#### [TASK TO CARRY OUT]
Which lines in the data below contain the word "JSON"? Pull each of them out.
==== GIVEN RECORDS ====
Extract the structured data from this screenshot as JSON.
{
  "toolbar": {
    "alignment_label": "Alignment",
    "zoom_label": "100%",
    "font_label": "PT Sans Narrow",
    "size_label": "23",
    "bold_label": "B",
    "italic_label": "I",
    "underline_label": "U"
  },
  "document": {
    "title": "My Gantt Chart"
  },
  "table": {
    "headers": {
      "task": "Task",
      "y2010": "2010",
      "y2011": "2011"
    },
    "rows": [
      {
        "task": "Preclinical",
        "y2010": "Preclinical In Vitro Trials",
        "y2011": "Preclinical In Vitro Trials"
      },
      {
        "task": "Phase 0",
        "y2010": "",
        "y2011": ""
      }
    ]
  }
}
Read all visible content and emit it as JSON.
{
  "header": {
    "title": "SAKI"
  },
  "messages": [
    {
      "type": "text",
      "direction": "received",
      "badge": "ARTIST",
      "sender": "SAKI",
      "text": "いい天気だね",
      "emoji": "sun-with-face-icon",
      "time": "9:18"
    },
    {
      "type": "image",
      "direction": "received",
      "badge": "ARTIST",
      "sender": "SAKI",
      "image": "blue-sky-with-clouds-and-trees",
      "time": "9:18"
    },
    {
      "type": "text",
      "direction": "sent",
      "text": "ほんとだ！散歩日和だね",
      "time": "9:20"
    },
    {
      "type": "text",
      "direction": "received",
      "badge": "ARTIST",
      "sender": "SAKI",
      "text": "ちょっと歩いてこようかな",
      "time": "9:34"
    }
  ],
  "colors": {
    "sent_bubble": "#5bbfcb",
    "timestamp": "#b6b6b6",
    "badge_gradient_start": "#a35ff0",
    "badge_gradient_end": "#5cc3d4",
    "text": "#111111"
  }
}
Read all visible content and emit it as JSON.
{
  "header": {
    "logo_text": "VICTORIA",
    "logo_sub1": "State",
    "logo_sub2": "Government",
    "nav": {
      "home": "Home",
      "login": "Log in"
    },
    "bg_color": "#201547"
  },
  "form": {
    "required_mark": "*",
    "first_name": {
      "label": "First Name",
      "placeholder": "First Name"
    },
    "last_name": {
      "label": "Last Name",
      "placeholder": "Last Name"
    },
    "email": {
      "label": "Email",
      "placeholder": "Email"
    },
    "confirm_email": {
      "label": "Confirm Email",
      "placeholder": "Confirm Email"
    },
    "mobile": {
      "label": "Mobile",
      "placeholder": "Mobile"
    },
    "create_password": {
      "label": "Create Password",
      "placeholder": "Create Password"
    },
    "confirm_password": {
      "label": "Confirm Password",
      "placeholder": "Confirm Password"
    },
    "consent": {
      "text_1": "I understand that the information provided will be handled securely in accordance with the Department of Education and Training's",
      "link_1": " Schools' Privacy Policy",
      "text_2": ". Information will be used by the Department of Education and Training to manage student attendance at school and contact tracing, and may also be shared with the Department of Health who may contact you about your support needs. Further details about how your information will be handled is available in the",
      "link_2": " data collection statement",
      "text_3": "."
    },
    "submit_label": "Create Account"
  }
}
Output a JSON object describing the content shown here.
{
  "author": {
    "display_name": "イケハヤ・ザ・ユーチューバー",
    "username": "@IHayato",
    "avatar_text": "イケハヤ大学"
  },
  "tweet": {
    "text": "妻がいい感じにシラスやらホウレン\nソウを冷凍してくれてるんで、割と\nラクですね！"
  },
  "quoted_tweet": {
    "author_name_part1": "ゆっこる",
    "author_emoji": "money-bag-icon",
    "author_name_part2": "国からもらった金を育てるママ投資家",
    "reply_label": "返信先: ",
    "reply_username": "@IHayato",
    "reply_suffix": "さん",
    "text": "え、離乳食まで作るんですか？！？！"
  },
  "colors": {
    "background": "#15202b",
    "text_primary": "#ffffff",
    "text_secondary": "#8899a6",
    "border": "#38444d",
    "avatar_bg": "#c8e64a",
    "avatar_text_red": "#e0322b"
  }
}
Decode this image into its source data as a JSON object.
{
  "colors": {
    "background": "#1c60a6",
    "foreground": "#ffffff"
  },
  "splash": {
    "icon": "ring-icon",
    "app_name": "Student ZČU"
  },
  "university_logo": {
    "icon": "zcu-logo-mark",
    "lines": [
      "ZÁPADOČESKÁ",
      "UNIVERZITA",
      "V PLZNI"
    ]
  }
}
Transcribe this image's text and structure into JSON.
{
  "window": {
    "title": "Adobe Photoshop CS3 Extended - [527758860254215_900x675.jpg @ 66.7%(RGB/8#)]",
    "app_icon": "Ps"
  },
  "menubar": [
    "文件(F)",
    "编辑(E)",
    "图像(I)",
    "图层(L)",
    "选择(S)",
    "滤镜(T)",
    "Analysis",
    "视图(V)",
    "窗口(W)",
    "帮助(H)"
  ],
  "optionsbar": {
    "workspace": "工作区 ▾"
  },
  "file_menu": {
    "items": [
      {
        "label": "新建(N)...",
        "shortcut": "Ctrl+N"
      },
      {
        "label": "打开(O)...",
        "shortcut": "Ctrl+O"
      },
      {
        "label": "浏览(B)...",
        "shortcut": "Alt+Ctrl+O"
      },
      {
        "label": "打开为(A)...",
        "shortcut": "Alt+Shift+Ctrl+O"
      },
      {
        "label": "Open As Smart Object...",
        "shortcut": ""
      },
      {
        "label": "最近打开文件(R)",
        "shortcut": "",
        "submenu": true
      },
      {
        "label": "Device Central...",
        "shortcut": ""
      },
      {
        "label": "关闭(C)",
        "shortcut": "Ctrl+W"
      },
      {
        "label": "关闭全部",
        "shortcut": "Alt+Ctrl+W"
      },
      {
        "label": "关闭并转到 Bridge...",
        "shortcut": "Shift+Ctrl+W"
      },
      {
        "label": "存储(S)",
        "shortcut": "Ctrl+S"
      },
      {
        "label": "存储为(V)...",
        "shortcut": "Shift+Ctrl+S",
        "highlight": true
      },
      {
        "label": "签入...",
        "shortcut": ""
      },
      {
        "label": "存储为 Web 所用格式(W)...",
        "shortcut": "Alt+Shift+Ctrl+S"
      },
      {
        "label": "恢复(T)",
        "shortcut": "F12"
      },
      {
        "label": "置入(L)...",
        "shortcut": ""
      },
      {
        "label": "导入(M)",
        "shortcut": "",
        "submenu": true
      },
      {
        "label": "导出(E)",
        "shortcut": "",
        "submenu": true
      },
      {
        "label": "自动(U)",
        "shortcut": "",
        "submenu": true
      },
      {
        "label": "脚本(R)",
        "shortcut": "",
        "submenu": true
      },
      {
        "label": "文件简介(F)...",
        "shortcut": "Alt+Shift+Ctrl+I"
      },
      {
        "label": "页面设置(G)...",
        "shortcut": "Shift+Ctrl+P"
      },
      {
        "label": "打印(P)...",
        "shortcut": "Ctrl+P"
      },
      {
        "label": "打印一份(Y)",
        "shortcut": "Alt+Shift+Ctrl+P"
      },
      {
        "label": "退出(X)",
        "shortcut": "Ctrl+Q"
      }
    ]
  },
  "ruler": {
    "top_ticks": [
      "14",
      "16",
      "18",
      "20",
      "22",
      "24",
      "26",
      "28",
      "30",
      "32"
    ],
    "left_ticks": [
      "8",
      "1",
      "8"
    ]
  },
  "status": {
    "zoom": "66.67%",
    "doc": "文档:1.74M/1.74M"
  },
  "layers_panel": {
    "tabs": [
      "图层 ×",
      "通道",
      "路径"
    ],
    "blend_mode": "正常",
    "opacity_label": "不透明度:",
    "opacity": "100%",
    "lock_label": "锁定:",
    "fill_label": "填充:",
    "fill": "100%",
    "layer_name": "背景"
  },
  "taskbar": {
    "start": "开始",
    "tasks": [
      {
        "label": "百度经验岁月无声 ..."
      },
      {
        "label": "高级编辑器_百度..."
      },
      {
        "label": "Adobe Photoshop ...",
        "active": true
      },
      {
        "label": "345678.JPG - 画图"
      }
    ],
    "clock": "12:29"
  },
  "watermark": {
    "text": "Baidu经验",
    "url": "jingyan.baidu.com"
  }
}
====
#### [ANSWER BOX]
Extract the structured data from this screenshot as JSON.
Read all visible content and emit it as JSON.
Read all visible content and emit it as JSON.
Output a JSON object describing the content shown here.
Decode this image into its source data as a JSON object.
Transcribe this image's text and structure into JSON.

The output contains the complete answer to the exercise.